Like many, I think I might have overdone it a bit on the tomato planting in the poly tunnel yet again this year, so any way of preserving them in their semi fresh state is to be jumped at. My basil is also entering its 'use it or lose it' stage so when Rachel Roddy started eulogizing about the about pest alla trapanese in the Guardian a few weeks ago when I was on the verge of binning bucket loads of its two main ingredients, I sat up and took notice. The third ingredient, almonds are far cheaper than pine nuts, but I still couldn't resist substituting a part ration of sunflower seeds. That seemed to work, leaving the possibility of swapping olive oil for rapeseed oil, for a true Pesto alla Brexit. Rightly or wrongly, I've always been a bit wary of the neonicotinoid/rapeseed connection so tend to avoid it, but I'm sure it would work.
A brief online search revealed that the Pesto Trapanese recipe is about as loose as they come - the main areas of divergence being the amount of garlic and whether or not to add a pecorino type cheese. I quickly decided that the cheese was best left until the end but the garlic was more difficult.
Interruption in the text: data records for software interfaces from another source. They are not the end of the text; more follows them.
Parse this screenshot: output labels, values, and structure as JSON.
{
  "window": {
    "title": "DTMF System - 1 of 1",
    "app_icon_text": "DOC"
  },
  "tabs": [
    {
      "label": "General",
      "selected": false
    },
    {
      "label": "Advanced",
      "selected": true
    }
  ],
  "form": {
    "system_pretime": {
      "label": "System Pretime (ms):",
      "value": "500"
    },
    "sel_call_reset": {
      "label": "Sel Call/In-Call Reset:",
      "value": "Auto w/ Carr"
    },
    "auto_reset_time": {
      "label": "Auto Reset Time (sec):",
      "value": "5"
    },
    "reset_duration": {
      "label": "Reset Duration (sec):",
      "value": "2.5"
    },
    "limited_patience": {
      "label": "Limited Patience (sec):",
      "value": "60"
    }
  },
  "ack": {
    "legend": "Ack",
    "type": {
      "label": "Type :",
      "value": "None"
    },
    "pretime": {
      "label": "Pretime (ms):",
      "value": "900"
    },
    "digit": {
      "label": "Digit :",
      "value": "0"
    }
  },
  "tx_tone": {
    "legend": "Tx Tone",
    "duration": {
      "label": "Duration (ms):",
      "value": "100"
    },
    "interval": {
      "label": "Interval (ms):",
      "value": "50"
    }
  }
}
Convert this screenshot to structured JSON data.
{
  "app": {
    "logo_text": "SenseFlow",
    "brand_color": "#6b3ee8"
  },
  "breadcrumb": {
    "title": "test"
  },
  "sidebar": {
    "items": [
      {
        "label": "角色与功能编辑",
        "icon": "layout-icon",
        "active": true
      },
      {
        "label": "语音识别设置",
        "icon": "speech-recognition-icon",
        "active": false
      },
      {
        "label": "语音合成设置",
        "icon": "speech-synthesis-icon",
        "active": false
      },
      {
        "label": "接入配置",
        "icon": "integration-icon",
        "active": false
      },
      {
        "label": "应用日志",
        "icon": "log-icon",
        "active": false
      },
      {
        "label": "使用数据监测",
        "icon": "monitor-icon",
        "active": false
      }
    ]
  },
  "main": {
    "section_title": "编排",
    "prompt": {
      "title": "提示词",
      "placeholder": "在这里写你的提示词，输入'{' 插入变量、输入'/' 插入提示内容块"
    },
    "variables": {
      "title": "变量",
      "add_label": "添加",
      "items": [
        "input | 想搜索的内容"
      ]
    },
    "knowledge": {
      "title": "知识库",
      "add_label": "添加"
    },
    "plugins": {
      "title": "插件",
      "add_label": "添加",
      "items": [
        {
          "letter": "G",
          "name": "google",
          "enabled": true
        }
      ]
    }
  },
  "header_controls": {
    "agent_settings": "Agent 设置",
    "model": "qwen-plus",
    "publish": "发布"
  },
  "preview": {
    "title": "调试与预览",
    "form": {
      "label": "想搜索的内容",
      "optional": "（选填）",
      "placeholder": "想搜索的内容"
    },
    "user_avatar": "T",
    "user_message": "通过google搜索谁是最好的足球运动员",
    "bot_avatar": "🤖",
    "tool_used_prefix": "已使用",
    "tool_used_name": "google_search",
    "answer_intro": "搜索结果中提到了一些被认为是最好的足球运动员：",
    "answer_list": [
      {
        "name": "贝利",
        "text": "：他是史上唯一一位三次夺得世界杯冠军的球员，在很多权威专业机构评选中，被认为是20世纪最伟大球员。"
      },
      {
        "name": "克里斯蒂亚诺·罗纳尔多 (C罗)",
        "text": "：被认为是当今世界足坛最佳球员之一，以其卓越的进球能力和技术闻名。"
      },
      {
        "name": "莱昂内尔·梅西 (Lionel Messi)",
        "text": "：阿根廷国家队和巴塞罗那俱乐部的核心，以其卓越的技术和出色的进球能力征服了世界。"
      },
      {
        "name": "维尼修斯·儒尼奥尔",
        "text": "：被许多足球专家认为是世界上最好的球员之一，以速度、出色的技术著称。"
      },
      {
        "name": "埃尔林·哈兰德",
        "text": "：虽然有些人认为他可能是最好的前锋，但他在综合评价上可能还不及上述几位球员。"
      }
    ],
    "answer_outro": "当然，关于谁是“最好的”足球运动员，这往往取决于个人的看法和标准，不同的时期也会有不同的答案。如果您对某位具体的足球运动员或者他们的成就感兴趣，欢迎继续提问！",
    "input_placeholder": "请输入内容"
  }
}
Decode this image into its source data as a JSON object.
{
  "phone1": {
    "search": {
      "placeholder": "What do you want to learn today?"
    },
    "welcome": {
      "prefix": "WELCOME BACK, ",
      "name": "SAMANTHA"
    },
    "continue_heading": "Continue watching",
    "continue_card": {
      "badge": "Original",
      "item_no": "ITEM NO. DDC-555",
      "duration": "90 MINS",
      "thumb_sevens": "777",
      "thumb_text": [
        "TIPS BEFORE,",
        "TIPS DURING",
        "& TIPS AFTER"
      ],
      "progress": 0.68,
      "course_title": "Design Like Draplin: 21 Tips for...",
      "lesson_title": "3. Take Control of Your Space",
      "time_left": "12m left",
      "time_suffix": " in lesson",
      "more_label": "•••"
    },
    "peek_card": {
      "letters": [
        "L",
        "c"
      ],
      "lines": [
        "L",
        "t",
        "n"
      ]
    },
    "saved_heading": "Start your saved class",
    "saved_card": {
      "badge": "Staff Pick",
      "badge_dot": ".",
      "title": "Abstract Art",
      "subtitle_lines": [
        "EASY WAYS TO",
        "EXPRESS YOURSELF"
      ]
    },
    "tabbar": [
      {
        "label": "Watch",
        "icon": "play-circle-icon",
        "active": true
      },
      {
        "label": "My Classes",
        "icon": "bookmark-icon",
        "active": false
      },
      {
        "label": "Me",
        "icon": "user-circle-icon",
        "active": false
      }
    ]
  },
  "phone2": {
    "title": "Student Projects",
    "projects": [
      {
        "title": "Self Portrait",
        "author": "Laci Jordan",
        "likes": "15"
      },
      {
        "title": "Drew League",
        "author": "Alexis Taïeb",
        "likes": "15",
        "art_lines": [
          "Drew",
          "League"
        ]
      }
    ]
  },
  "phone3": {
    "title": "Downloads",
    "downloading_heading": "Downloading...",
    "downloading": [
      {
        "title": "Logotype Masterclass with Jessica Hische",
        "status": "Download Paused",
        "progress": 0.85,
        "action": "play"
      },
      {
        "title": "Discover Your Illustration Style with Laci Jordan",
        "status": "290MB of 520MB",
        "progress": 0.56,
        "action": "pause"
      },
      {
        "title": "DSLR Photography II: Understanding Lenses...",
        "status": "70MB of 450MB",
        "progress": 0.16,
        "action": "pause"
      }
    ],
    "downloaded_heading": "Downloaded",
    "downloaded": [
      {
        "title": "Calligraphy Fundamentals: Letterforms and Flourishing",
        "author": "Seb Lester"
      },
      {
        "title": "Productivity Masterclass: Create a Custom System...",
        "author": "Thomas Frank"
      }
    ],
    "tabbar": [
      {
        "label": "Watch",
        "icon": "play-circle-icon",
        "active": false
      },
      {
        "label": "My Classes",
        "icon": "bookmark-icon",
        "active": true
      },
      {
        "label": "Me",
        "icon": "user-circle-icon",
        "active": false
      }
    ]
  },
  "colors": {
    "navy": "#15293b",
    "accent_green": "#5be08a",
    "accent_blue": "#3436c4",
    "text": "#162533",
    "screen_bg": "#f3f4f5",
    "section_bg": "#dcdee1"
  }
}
Rachel Roddy's 1-3 cloves seemed more reasonable than others' 6-10 but whilst the latter puts me in quarantine for a week the former was a bit insipid. Tempering the full amount by lightly roasting might seem cowardly but it bought about benefits in terms of body, depth and untuosity (good word).
I imagine it would be good with pasta but it never gets further than a piece of toast in my house - maybe with a slice or two of griddled courgette - I have an abundance of those too.
1Squeeze the garlic cloves out of their skins. Spread the almonds and sunflower seeds on a tray and roast at 180°C until they begin to brown.
2Separate the basil stalks and leaves. Bin any stalks that look too woody.
3Blitz the remaining stalks, nuts, seeds, garlic and half of the olive oil. Add the tomatoes and basil leaves and pulse to a rough, slightly chunky paste. Mix in the remaining olive oil.
4I'm sure that if you pot up in a sterile jar and cover with olive oil, it would keep in the fridge for several weeks. Any longer and you'd have to give it the water bath treatment which would probably dull the flavours a little but with all those tomatoes going begging and winter coming, I think I can live with that. Or freeze!